The house is scheduled to sit until June 9 before taking a summer break, resuming Sept. 12, but the majority Liberal government has already passed most of its agenda this session, including enabling legislation for the partial sale of Hydro One, its sexual violence and harassment action plan and changes to electoral boundaries.
There are still two major pieces of legislation — the budget bill and cap-and-trade legislation — that have not yet passed, but are expected to in the near future.
CBC reporter Mike Crawley asked if she was planning on proroguing once those bills get through the legislature.
"There is a lot more work to do in the province, so stay tuned for how we're going to continue to build this province up," she replied.
Government House Leader Yasir Naqvi also did not deny that the government is considering prorogation.
"We've got a lot of work ahead of us," he said. "We have a very ambitious legislative agenda. We have some significant bills in front of us and our focus is right now to pass those bills."
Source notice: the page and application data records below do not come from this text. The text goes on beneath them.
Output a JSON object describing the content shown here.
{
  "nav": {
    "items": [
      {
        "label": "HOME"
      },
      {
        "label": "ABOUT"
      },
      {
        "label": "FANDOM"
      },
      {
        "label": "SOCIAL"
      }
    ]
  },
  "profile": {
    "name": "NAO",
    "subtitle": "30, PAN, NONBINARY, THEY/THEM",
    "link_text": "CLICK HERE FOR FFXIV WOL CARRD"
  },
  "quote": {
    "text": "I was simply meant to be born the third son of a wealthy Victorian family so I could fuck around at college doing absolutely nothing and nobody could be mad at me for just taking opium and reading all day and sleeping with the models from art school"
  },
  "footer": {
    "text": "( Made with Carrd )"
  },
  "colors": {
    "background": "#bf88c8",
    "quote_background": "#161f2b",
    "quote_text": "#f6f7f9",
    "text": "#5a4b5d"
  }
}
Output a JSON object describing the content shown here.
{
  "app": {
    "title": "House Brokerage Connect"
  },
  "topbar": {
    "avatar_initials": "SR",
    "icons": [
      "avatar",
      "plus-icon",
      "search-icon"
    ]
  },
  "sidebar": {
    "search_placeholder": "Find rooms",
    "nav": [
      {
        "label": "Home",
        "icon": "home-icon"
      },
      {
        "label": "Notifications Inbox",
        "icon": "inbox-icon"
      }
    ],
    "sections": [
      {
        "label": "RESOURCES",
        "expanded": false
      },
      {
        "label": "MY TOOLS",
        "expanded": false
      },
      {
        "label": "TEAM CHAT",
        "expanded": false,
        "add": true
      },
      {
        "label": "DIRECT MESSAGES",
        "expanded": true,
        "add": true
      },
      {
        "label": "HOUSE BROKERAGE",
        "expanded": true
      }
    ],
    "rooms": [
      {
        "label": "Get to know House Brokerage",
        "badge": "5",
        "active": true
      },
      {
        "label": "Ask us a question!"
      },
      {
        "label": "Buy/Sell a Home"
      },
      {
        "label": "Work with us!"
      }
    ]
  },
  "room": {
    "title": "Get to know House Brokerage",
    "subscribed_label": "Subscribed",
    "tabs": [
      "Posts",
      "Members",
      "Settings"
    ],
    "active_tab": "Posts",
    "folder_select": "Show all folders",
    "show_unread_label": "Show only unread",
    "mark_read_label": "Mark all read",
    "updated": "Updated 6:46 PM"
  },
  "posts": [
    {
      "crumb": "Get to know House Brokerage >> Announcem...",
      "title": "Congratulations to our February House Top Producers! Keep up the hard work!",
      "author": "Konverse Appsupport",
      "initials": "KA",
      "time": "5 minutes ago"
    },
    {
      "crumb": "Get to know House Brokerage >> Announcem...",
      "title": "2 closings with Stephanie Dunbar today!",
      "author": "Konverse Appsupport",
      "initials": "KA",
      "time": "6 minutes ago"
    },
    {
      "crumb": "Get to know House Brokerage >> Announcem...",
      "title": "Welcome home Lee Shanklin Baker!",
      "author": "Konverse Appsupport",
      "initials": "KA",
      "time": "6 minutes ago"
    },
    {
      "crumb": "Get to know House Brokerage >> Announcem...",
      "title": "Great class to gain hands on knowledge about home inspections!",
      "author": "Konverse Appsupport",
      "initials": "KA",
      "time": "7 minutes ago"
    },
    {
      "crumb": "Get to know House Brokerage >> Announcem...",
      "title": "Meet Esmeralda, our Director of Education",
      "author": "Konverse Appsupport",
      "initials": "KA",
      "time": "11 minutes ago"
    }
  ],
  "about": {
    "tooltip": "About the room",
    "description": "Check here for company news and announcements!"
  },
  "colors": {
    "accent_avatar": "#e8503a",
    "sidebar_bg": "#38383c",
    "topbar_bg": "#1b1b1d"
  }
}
Opposition questions motives
The opposition parties suggested the Liberal government might want to prorogue to avoid question period.
"They're mired in waste, mismanagement and scandal and I think that's the real reason this government wants to run, but it won't be able to hide from the people of Ontario," said Progressive Conservative Vic Fedeli.
The government has been on the receiving end of criticism in question period for its partial sale and privatization of Hydro One, and more recently changes in the budget to seniors' drug costs that the opposition says will leave most seniors in the province paying more. Wynne has said she will reconsider the changes.
NDP Leader Andrea Horwath said the government "has been everything but transparent and open," such as ignoring the public outcry to the sale of Hydro One and feedback on budget consultations.
"They are simply deciding that they don't have to account to anyone," she said. "This is the place of accounting. This is the place where the opposition holds the government to account on what people are saying are problems in this province."
There is also growing speculation Wynne will shuffle her cabinet at some point this year, since she has not made any substantive changes since the 2014 election.
Prorogation can be a standard tool for governments, but former prime minister Stephen Harper sparked vigorous debate after he prorogued in late 2008, when his minority government faced the spectre of being unseated by an opposition coalition.
In October 2012, after increasing criticism over the costly decision to cancel the plants, former premier Dalton McGuinty abruptly announced a plan to resign as premier and prorogued the legislature. It was done to allow for a cooling off period after a bitter contempt of parliament debate erupted in the legislature over his energy minister's refusal to produce all documents related to the plants.